> _What you are asked to do_:
Print all entries below exactly, without images.
——————
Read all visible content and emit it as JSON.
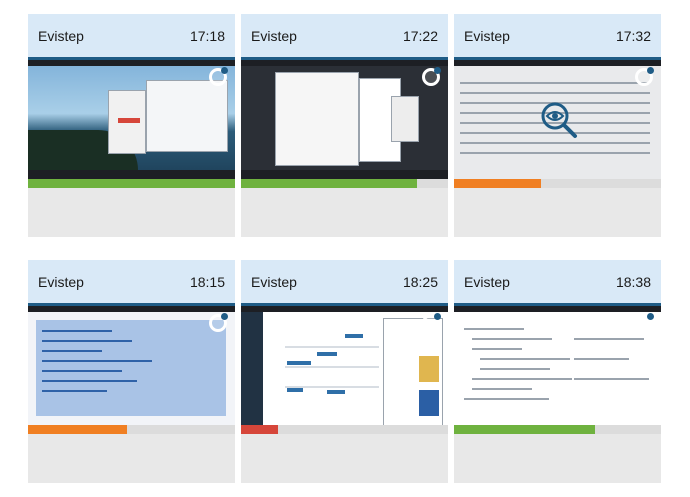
{
  "cards": [
    {
      "name": "Evistep",
      "time": "17:18",
      "progress": 1.0,
      "color": "#6fb23f",
      "theme": "beach"
    },
    {
      "name": "Evistep",
      "time": "17:22",
      "progress": 0.85,
      "color": "#6fb23f",
      "theme": "dark"
    },
    {
      "name": "Evistep",
      "time": "17:32",
      "progress": 0.42,
      "color": "#f07f22",
      "theme": "files"
    },
    {
      "name": "Evistep",
      "time": "18:15",
      "progress": 0.48,
      "color": "#f07f22",
      "theme": "code"
    },
    {
      "name": "Evistep",
      "time": "18:25",
      "progress": 0.18,
      "color": "#d6463a",
      "theme": "calendar"
    },
    {
      "name": "Evistep",
      "time": "18:38",
      "progress": 0.68,
      "color": "#6fb23f",
      "theme": "code2"
    }
  ],
  "icons": {
    "refresh": "refresh-icon",
    "preview": "eye-magnifier-icon"
  }
}
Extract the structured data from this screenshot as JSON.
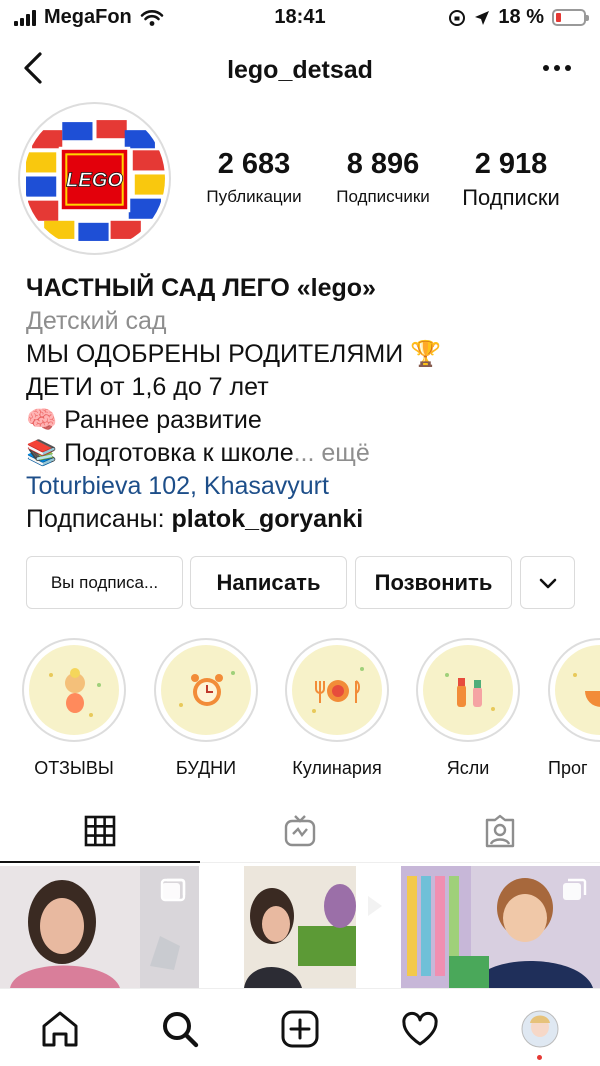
{
  "status_bar": {
    "carrier": "MegaFon",
    "time": "18:41",
    "battery": "18 %"
  },
  "header": {
    "username": "lego_detsad"
  },
  "profile": {
    "avatar_text": "LEGO",
    "stats": [
      {
        "value": "2 683",
        "label": "Публикации"
      },
      {
        "value": "8 896",
        "label": "Подписчики"
      },
      {
        "value": "2 918",
        "label": "Подписки"
      }
    ]
  },
  "bio": {
    "name": "ЧАСТНЫЙ САД ЛЕГО «lego»",
    "category": "Детский сад",
    "line1": "МЫ ОДОБРЕНЫ РОДИТЕЛЯМИ 🏆",
    "line2": "ДЕТИ от 1,6 до 7 лет",
    "line3": "🧠 Раннее развитие",
    "line4": "📚 Подготовка к школе",
    "more": "... ещё",
    "location": "Toturbieva 102, Khasavyurt",
    "followed_by_prefix": "Подписаны: ",
    "followed_by_user": "platok_goryanki"
  },
  "actions": {
    "following": "Вы подписа...",
    "message": "Написать",
    "call": "Позвонить"
  },
  "highlights": [
    {
      "label": "ОТЗЫВЫ"
    },
    {
      "label": "БУДНИ"
    },
    {
      "label": "Кулинария"
    },
    {
      "label": "Ясли"
    },
    {
      "label": "Прог"
    }
  ],
  "tabs": [
    "grid-icon",
    "igtv-icon",
    "tagged-icon"
  ],
  "colors": {
    "link": "#1d4e89",
    "secondary_text": "#8e8e8e",
    "highlight_bg": "#f7f2c9",
    "battery_low": "#e53935"
  }
}
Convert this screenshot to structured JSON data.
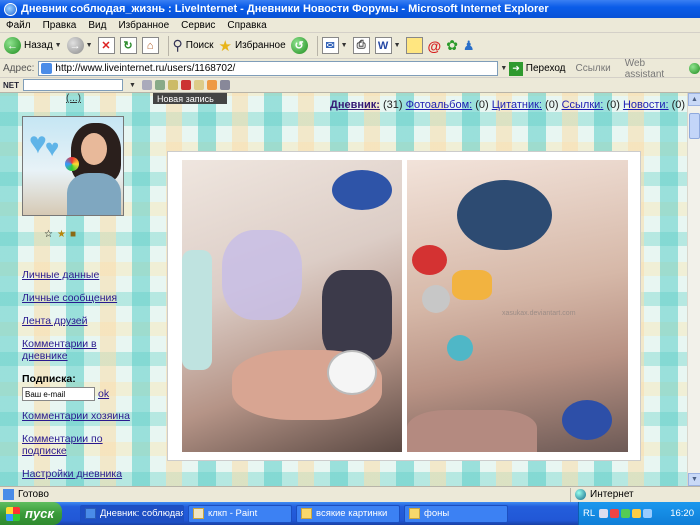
{
  "window": {
    "title": "Дневник соблюдая_жизнь : LiveInternet - Дневники Новости Форумы - Microsoft Internet Explorer"
  },
  "menu": [
    "Файл",
    "Правка",
    "Вид",
    "Избранное",
    "Сервис",
    "Справка"
  ],
  "toolbar": {
    "back_label": "Назад",
    "search_label": "Поиск",
    "favorites_label": "Избранное"
  },
  "address": {
    "label": "Адрес:",
    "url": "http://www.liveinternet.ru/users/1168702/",
    "go_label": "Переход",
    "links_label": "Ссылки",
    "assistant_label": "Web assistant"
  },
  "linksbar": {
    "net_logo": "NET"
  },
  "page": {
    "top_link": "(...)",
    "new_post_tab": "Новая запись",
    "nav": {
      "diary": "Дневник:",
      "diary_count": "(31)",
      "photo": "Фотоальбом:",
      "photo_count": "(0)",
      "quotes": "Цитатник:",
      "quotes_count": "(0)",
      "links": "Ссылки:",
      "links_count": "(0)",
      "news": "Новости:",
      "news_count": "(0)"
    },
    "sidebar": {
      "personal_data": "Личные данные",
      "personal_messages": "Личные сообщения",
      "friends_feed": "Лента друзей",
      "diary_comments": "Комментарии в дневнике",
      "subscribe_label": "Подписка:",
      "email_placeholder": "Ваш e-mail",
      "ok": "ok",
      "owner_comments": "Комментарии хозяина",
      "subscription_comments": "Комментарии по подписке",
      "diary_settings": "Настройки дневника"
    },
    "photo_watermark": "xasukax.deviantart.com"
  },
  "status": {
    "text": "Готово",
    "zone": "Интернет"
  },
  "taskbar": {
    "start": "пуск",
    "tasks": [
      "Дневник: соблюдая_...",
      "клкп - Paint",
      "всякие картинки",
      "фоны"
    ],
    "lang": "RL",
    "clock": "16:20"
  }
}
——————
> _Task result_:
Read all visible content and emit it as JSON.
{
  "cards": [
    {
      "name": "Evistep",
      "time": "17:18",
      "progress": 1.0,
      "color": "#6fb23f",
      "theme": "beach"
    },
    {
      "name": "Evistep",
      "time": "17:22",
      "progress": 0.85,
      "color": "#6fb23f",
      "theme": "dark"
    },
    {
      "name": "Evistep",
      "time": "17:32",
      "progress": 0.42,
      "color": "#f07f22",
      "theme": "files"
    },
    {
      "name": "Evistep",
      "time": "18:15",
      "progress": 0.48,
      "color": "#f07f22",
      "theme": "code"
    },
    {
      "name": "Evistep",
      "time": "18:25",
      "progress": 0.18,
      "color": "#d6463a",
      "theme": "calendar"
    },
    {
      "name": "Evistep",
      "time": "18:38",
      "progress": 0.68,
      "color": "#6fb23f",
      "theme": "code2"
    }
  ],
  "icons": {
    "refresh": "refresh-icon",
    "preview": "eye-magnifier-icon"
  }
}
Extract the structured data from this screenshot as JSON.
{
  "status_bar": {
    "carrier": "MegaFon",
    "time": "18:41",
    "battery": "18 %"
  },
  "header": {
    "username": "lego_detsad"
  },
  "profile": {
    "avatar_text": "LEGO",
    "stats": [
      {
        "value": "2 683",
        "label": "Публикации"
      },
      {
        "value": "8 896",
        "label": "Подписчики"
      },
      {
        "value": "2 918",
        "label": "Подписки"
      }
    ]
  },
  "bio": {
    "name": "ЧАСТНЫЙ САД ЛЕГО «lego»",
    "category": "Детский сад",
    "line1": "МЫ ОДОБРЕНЫ РОДИТЕЛЯМИ 🏆",
    "line2": "ДЕТИ от 1,6 до 7 лет",
    "line3": "🧠 Раннее развитие",
    "line4": "📚 Подготовка к школе",
    "more": "... ещё",
    "location": "Toturbieva 102, Khasavyurt",
    "followed_by_prefix": "Подписаны: ",
    "followed_by_user": "platok_goryanki"
  },
  "actions": {
    "following": "Вы подписа...",
    "message": "Написать",
    "call": "Позвонить"
  },
  "highlights": [
    {
      "label": "ОТЗЫВЫ"
    },
    {
      "label": "БУДНИ"
    },
    {
      "label": "Кулинария"
    },
    {
      "label": "Ясли"
    },
    {
      "label": "Прог"
    }
  ],
  "tabs": [
    "grid-icon",
    "igtv-icon",
    "tagged-icon"
  ],
  "colors": {
    "link": "#1d4e89",
    "secondary_text": "#8e8e8e",
    "highlight_bg": "#f7f2c9",
    "battery_low": "#e53935"
  }
}
Convert this screenshot to structured JSON data.
{
  "window": {
    "title": "Дневник соблюдая_жизнь : LiveInternet - Дневники Новости Форумы - Microsoft Internet Explorer"
  },
  "menu": [
    "Файл",
    "Правка",
    "Вид",
    "Избранное",
    "Сервис",
    "Справка"
  ],
  "toolbar": {
    "back_label": "Назад",
    "search_label": "Поиск",
    "favorites_label": "Избранное"
  },
  "address": {
    "label": "Адрес:",
    "url": "http://www.liveinternet.ru/users/1168702/",
    "go_label": "Переход",
    "links_label": "Ссылки",
    "assistant_label": "Web assistant"
  },
  "linksbar": {
    "net_logo": "NET"
  },
  "page": {
    "top_link": "(...)",
    "new_post_tab": "Новая запись",
    "nav": {
      "diary": "Дневник:",
      "diary_count": "(31)",
      "photo": "Фотоальбом:",
      "photo_count": "(0)",
      "quotes": "Цитатник:",
      "quotes_count": "(0)",
      "links": "Ссылки:",
      "links_count": "(0)",
      "news": "Новости:",
      "news_count": "(0)"
    },
    "sidebar": {
      "personal_data": "Личные данные",
      "personal_messages": "Личные сообщения",
      "friends_feed": "Лента друзей",
      "diary_comments": "Комментарии в дневнике",
      "subscribe_label": "Подписка:",
      "email_placeholder": "Ваш e-mail",
      "ok": "ok",
      "owner_comments": "Комментарии хозяина",
      "subscription_comments": "Комментарии по подписке",
      "diary_settings": "Настройки дневника"
    },
    "photo_watermark": "xasukax.deviantart.com"
  },
  "status": {
    "text": "Готово",
    "zone": "Интернет"
  },
  "taskbar": {
    "start": "пуск",
    "tasks": [
      "Дневник: соблюдая_...",
      "клкп - Paint",
      "всякие картинки",
      "фоны"
    ],
    "lang": "RL",
    "clock": "16:20"
  }
}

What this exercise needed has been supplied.